Sydney siders are embracing an increasing number of high-density residential developments with some occurring at a scale that requires total-neighbourhood thinking, with the provision of civic, retail and cultural amenities as natural expectations for socially vibrant outcomes.
These amenities need to be designed into the lower levels of large residential buildings, resulting in markedly different design and financing challenges. For example, the timing of demand for residential and retail components present particular challenges as retail services must begin trading well ahead of the final neighbourhood population being present.
As urban designers and architects for Billbergia’s Wentworth Point development, Scott Carver sees the progress of Marina Square into its development phase as the tipping point in the socialisation of Wentworth Point. The Marina Square stage combines 11,000 sq m of retail, over two levels, with almost 800 apartments. Marina Square retail is also part of a Voluntary Planning Agreement that provides Auburn Council with a 3,000 sq m Library. The project offers most of its services at street level, including a full-line supermarket, medical centre and restaurants activating external street edges. Unlike other developments, where residents have had to wait years until their retail offer was realised, this amenity is being built now.
“Good urban design and place making is now supply-led,” explains Bob Perry, Director at Scott Carver citing Marina Square at Wentworth Point as a case study of new thinking in the masterplanning of high-density communities.
“For this project the provision of retail and library services coincided with positive market demand and with the commitment to construction of the developer-funded Homebush Bay Bridge. Unless these factors had aligned it is hard to imagine these opportunities for social interaction ever happening. So it’s one thing to draw them in a masterplan yet, quite another to anticipate and capture market forces to pull it off.

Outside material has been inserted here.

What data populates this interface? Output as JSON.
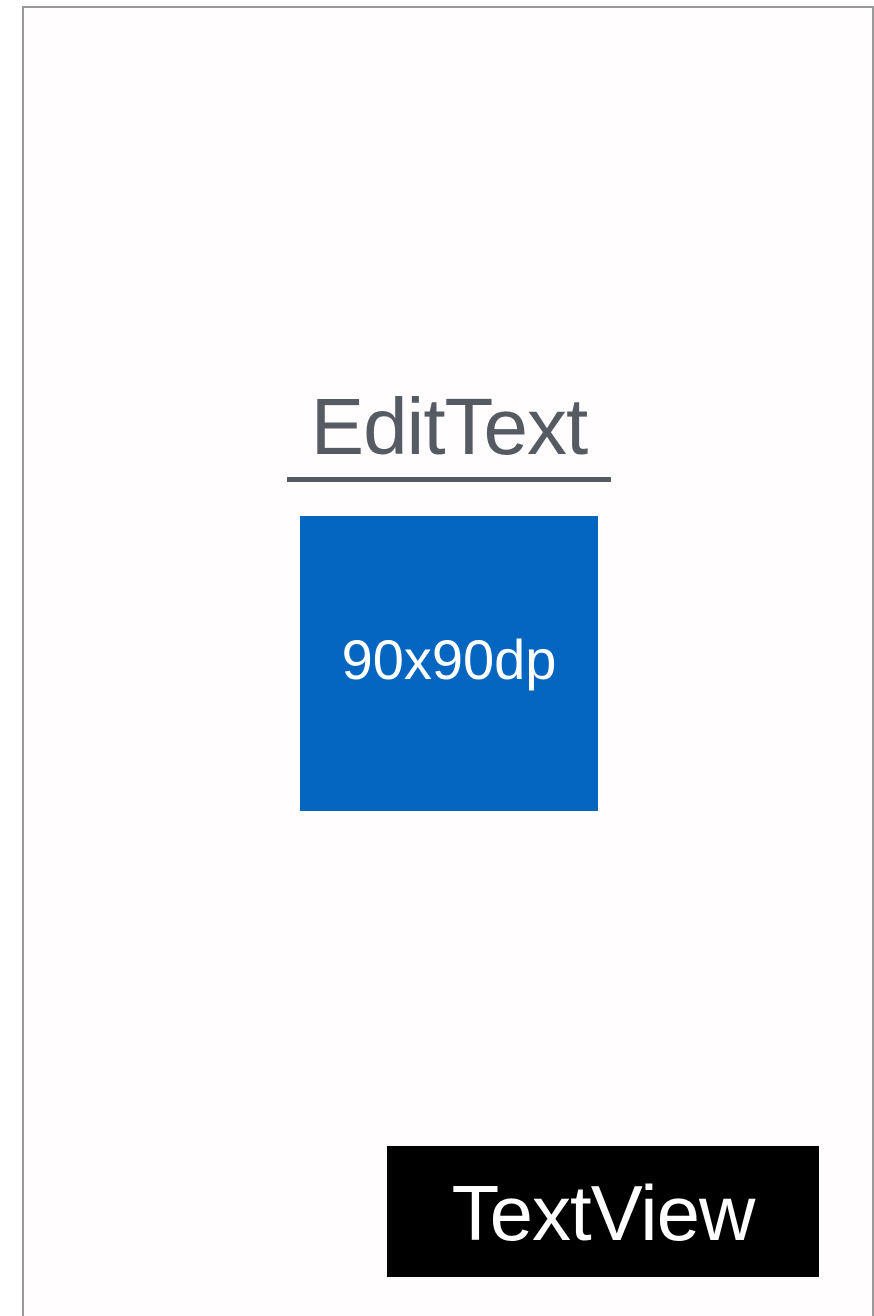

Visionary behaviour such as Billbergia’s is the crucial factor.”
Marina Square is viewed as the social centrepiece of Wentworth Point and an exemplar of mixed-use design and place making.
“Social wellbeing is a long-term challenge facing Sydney through the rapid growth of high-density development projects. Although we have been masterplanning Wentworth Point and its new bridge for more than a decade, it’s only been the last two years that have seen our client, Billbergia Developments, emboldened to apply nimble, just-in-time, thinking to elements that will ensure long-term social outcomes. This kind of organic, market-responsive design must augment long-term masterplanning. Flexible planning regulations, such as VPA’s, will be essential vehicles for realising successful outcomes.”
With the developer-funded Homebush Bay Bridge now almost complete, Wentworth Point is set to be part of a connected community, a more complex community, of almost 40,000 residents when joined with Rhodes Peninsula.
The completion of the bridge in early 2016 evidences the power of supply-led urban design and place making. Belief in the development has soared with the construction of the bridge and the social interaction between two previously separate communities is now assured. The bridge’s completion, when only 30% of residential units on Billbergia’s site are finished, allows time for the emerging community to imagine future social outcomes and to participate actively in design decision-making for future stages such as its parks and open spaces.
Bob adds, “Wentworth Point is coming alive socially as it is being developed. Billbergia are thinking big and thinking early, on behalf of the people who will ultimately live in this central part of the connected communities of Rhodes and Wentworth Point.”